Revealing Nanoscale Chemical Heterogeneities in Polycrystalline Mo-BiVO4 Thin Films

Johanna Eichhorn, Sebastian E. Reyes-Lillo, Subhayan Roychoudhury, Shawn Sallis, Johannes Weis, David M. Larson, Jason K. Cooper, Ian D. Sharp, David Prendergast, Francesca M. Toma

Research output: Contribution to journalArticlepeer-review

2 Citations (Scopus)


The activity of polycrystalline thin film photoelectrodes is impacted by local variations of the material properties due to the exposure of different crystal facets and the presence of grain/domain boundaries. Here a multi-modal approach is applied to correlate nanoscale heterogeneities in chemical composition and electronic structure with nanoscale morphology in polycrystalline Mo-BiVO4. By using scanning transmission X-ray microscopy, the characteristic structure of polycrystalline film is used to disentangle the different X-ray absorption spectra corresponding to grain centers and grain boundaries. Comparing both spectra reveals phase segregation of V2O5 at grain boundaries of Mo-BiVO4 thin films, which is further supported by X-ray photoelectron spectroscopy and many-body density functional theory calculations. Theoretical calculations also enable to predict the X-ray absorption spectral fingerprint of polarons in Mo-BiVO4. After photo-electrochemical operation, the degraded Mo-BiVO4 films show similar grain center and grain boundary spectra indicating V2O5 dissolution in the course of the reaction.
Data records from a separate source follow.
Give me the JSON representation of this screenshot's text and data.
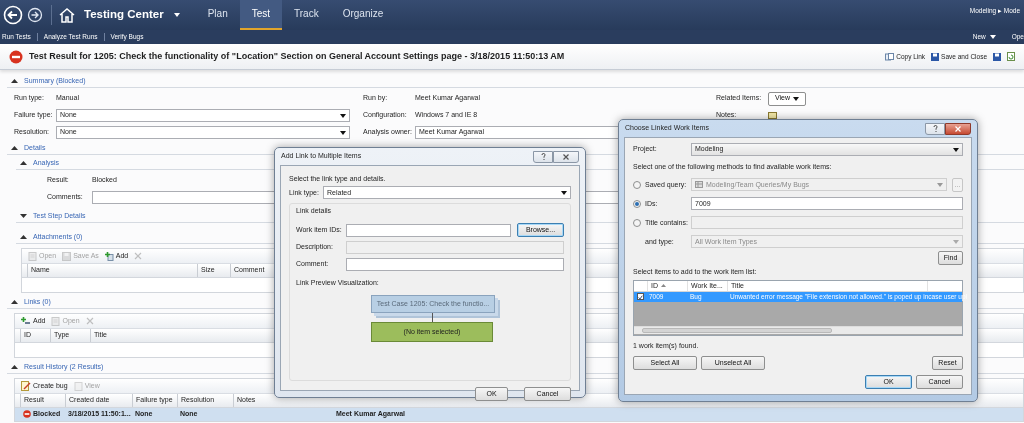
{
  "nav": {
    "app_title": "Testing Center",
    "breadcrumb": "Modeling ▸ Mode",
    "tabs": [
      {
        "label": "Plan",
        "selected": false
      },
      {
        "label": "Test",
        "selected": true
      },
      {
        "label": "Track",
        "selected": false
      },
      {
        "label": "Organize",
        "selected": false
      }
    ]
  },
  "subnav": {
    "links": [
      "Run Tests",
      "Analyze Test Runs",
      "Verify Bugs"
    ],
    "new_menu": "New",
    "cut_item": "Ope"
  },
  "header": {
    "title": "Test Result for 1205: Check the functionality of \"Location\" Section on General Account Settings page - 3/18/2015 11:50:13 AM",
    "copy_link": "Copy Link",
    "save_close": "Save and Close"
  },
  "summary": {
    "title": "Summary (Blocked)",
    "expanded": true,
    "columns": [
      {
        "fields": [
          {
            "label": "Run type:",
            "kind": "text",
            "value": "Manual"
          },
          {
            "label": "Failure type:",
            "kind": "select",
            "value": "None"
          },
          {
            "label": "Resolution:",
            "kind": "select",
            "value": "None"
          }
        ]
      },
      {
        "fields": [
          {
            "label": "Run by:",
            "kind": "text",
            "value": "Meet Kumar Agarwal"
          },
          {
            "label": "Configuration:",
            "kind": "text",
            "value": "Windows 7 and IE 8"
          },
          {
            "label": "Analysis owner:",
            "kind": "input",
            "value": "Meet Kumar Agarwal"
          }
        ]
      },
      {
        "fields": [
          {
            "label": "Related Items:",
            "kind": "button",
            "value": "View"
          },
          {
            "label": "Notes:",
            "kind": "note"
          }
        ]
      }
    ]
  },
  "details": {
    "title": "Details",
    "expanded": true,
    "analysis": {
      "title": "Analysis",
      "expanded": true,
      "fields": [
        {
          "label": "Result:",
          "kind": "text",
          "value": "Blocked"
        },
        {
          "label": "Comments:",
          "kind": "input"
        }
      ]
    },
    "test_step_details": {
      "title": "Test Step Details",
      "expanded": false
    },
    "attachments": {
      "title": "Attachments (0)",
      "expanded": true,
      "toolbar": [
        {
          "kind": "open",
          "label": "Open",
          "disabled": true
        },
        {
          "kind": "save_as",
          "label": "Save As",
          "disabled": true
        },
        {
          "kind": "add",
          "label": "Add",
          "disabled": false
        },
        {
          "kind": "delete",
          "disabled": true
        }
      ],
      "columns": [
        "Name",
        "Size",
        "Comment"
      ]
    }
  },
  "links": {
    "title": "Links (0)",
    "expanded": true,
    "toolbar": [
      {
        "kind": "add_link",
        "label": "Add",
        "disabled": false
      },
      {
        "kind": "open",
        "label": "Open",
        "disabled": true
      },
      {
        "kind": "delete",
        "disabled": true
      }
    ],
    "columns": [
      "ID",
      "Type",
      "Title"
    ]
  },
  "result_history": {
    "title": "Result History (2 Results)",
    "expanded": true,
    "toolbar": [
      {
        "kind": "create_bug",
        "label": "Create bug",
        "disabled": false
      },
      {
        "kind": "view",
        "label": "View",
        "disabled": true
      }
    ],
    "columns": [
      "Result",
      "Created date",
      "Failure type",
      "Resolution",
      "Notes"
    ],
    "rows": [
      {
        "selected": true,
        "result": "Blocked",
        "created_date": "3/18/2015 11:50:1...",
        "failure_type": "None",
        "resolution": "None",
        "column_6": "Meet Kumar Agarwal"
      }
    ]
  },
  "add_link_dialog": {
    "title": "Add Link to Multiple Items",
    "intro": "Select the link type and details.",
    "link_type": {
      "label": "Link type:",
      "value": "Related"
    },
    "details_group": {
      "title": "Link details",
      "fields": [
        {
          "label": "Work item IDs:",
          "kind": "input",
          "button": "Browse..."
        },
        {
          "label": "Description:",
          "kind": "readonly"
        },
        {
          "label": "Comment:",
          "kind": "input"
        }
      ]
    },
    "preview_label": "Link Preview Visualization:",
    "preview": {
      "source": "Test Case 1205: Check the functio...",
      "target": "(No item selected)"
    },
    "buttons": [
      "OK",
      "Cancel"
    ]
  },
  "choose_dialog": {
    "title": "Choose Linked Work Items",
    "project": {
      "label": "Project:",
      "value": "Modeling"
    },
    "instruction": "Select one of the following methods to find available work items:",
    "methods": [
      {
        "label": "Saved query:",
        "selected": false,
        "kind": "query",
        "value": "Modeling/Team Queries/My Bugs",
        "disabled": true,
        "button": "..."
      },
      {
        "label": "IDs:",
        "selected": true,
        "kind": "input",
        "value": "7009",
        "disabled": false
      },
      {
        "label": "Title contains:",
        "selected": false,
        "kind": "input",
        "disabled": true
      }
    ],
    "type_filter": {
      "label": "and type:",
      "value": "All Work Item Types",
      "disabled": true
    },
    "find_button": "Find",
    "list_label": "Select items to add to the work item list:",
    "columns": [
      "ID",
      "Work Ite...",
      "Title"
    ],
    "rows": [
      {
        "checked": true,
        "selected": true,
        "id": "7009",
        "type": "Bug",
        "title": "Unwanted error message \"File extension not allowed.\" is poped up incase user upl"
      }
    ],
    "found": "1 work item(s) found.",
    "left_buttons": [
      "Select All",
      "Unselect All"
    ],
    "reset_button": "Reset",
    "buttons": [
      "OK",
      "Cancel"
    ]
  }
}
Overall, these findings provide valuable insights into the degradation mechanism and the impact of material heterogeneities on the material performance and stability of polycrystalline photoelectrodes.

Original languageEnglish
Publication statusAccepted/In press - 2020


  • bismuth vanadate
  • chemical heterogeneity
  • first principles
  • scanning X-ray microscopy
  • water splitting

ASJC Scopus subject areas

  • Biotechnology
  • Biomaterials
  • Chemistry(all)
  • Materials Science(all)


Dive into the research topics of 'Revealing Nanoscale Chemical Heterogeneities in Polycrystalline Mo-BiVO<sub>4</sub> Thin Films'. Together they form a unique fingerprint.

Cite this